The very first thing to remember is that this is a very bad experience
and not something to actively look forward to. However, one must understand it is better to be educated
about it before hand. It has happened to me, and it made me realize that there are great many things that the general public
simply doesn't know about 3-or-more-car pile-up
So here it is...
The write-up is intended to give guidance to those unfortunate enough to end up in a similar situation. By no means is it intended to be an exhaustive reference. The author is not responsible if state or federal authorities come after you. This write-up assumes that you are in the US since laws in other countries can be dramatically different (read: not prone to exploits). The reader assumes all responsibility for his/her actions.
- You must survive the crash.
- You must have liability insurance. Note: unlike the first prerequisite it is still possible for you to learn a lot by reading this even if you have full coverage on your vehicle.
- You must not be in the first or the last car involved. Being in the first car you don't need to worry about anything -- you will be compensated (more on that later). Being in the last car you might as well not read the rest of it since it will be no use to you. You will not be compensated. End of story.
2. Course of Action
Keep this in mind: pick one story and stick to it. You will most probably be recorded when making a statement for the insurance company. Whatever you say immediately at the site will also go into your police report. Courtroom is another place where they might ask you a few questions about the whole ordeal. Avoid having to explain why several of your statements are not consistent with each other. It is entirely possible that you will end up in the situation where your stories will have nothing in common. In this case, you must claim amnesia or repressed memories. (Personal note: it worked in my case, but individual results may vary.)

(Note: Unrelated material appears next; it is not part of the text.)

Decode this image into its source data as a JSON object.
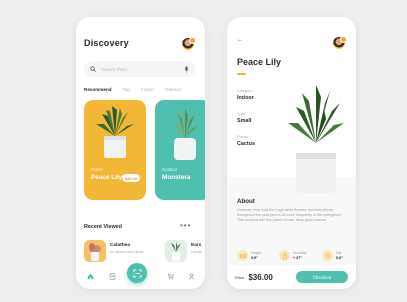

The state law states that no matter how fast you brake, the person who hits you from behind is at fault since he/she was following too closely. Thus the driver of the first car in the pile-up will never be at fault. We have already established that your car is not at the end of the pile-up, so it will be hit in both front and back. So what follows is that your back end will be covered by the driver behind you. (He was following too closely as well.) But what about the front end?
Before I answer that question lets review the entire crash as a timeline.
- Event 1: The person in front of you brakes suddenly. So having the impaired reaction time that you do, you smack right into their back end.
- Event 2: The person behind you smacks right into your back end. The time elapsed between Event 1 and Event 2 will not in most cases exceed several seconds. Split second is what most people observe.
- Event 3: Depending on the number of cars involved, cars will continue running into back ends of cars directly in front of them.
This is by far the most common pile-up scenario, and it probably occurs in 99% of all cases. The problem with it is that the cost of repair for your front end would come out of your own pocket. Once again, but what about my front end?
Well, there is always that pesky 1%! So read and learn.
- Event 1: The person in front of you brakes. So having the unbelievable, superhuman reaction time that you do you slam on your brakes and come to a complete stop within inches from the car in front.
- Event 2: The person behind you smacks right into your back end. The time elapsed between event 1 and event 2 will not in most cases exceed several seconds. Split second is what most people observe.
- Event 3: After your back end is impacted you are literally thrown into the car in front of you. Your front end finally comes with in contact with the car in front of you.
- Event 4: You get the point.
As you can see, in this one percent of cases the person behind you is to blame for both front and back end damage to your vehicle. You, my friend, are set!
3. How is this possible?
First, that 1% of all cases actually does occur in real life. You can easily increase the chances of it occuring to 100% by shamelessly lying. Second, other passengers' experiences would be nearly identical in both timelines. The driver behind you cannot know whether your front end has been wrecked. The order of two impacts will be different for you, but since you are the only one having experienced both impacts other drivers' statements will have no bearing on your story. Third, even though you are violating the law by making false statements, you are not violating any laws of physics which would make your story impossible. Fourth, it has been done successfully!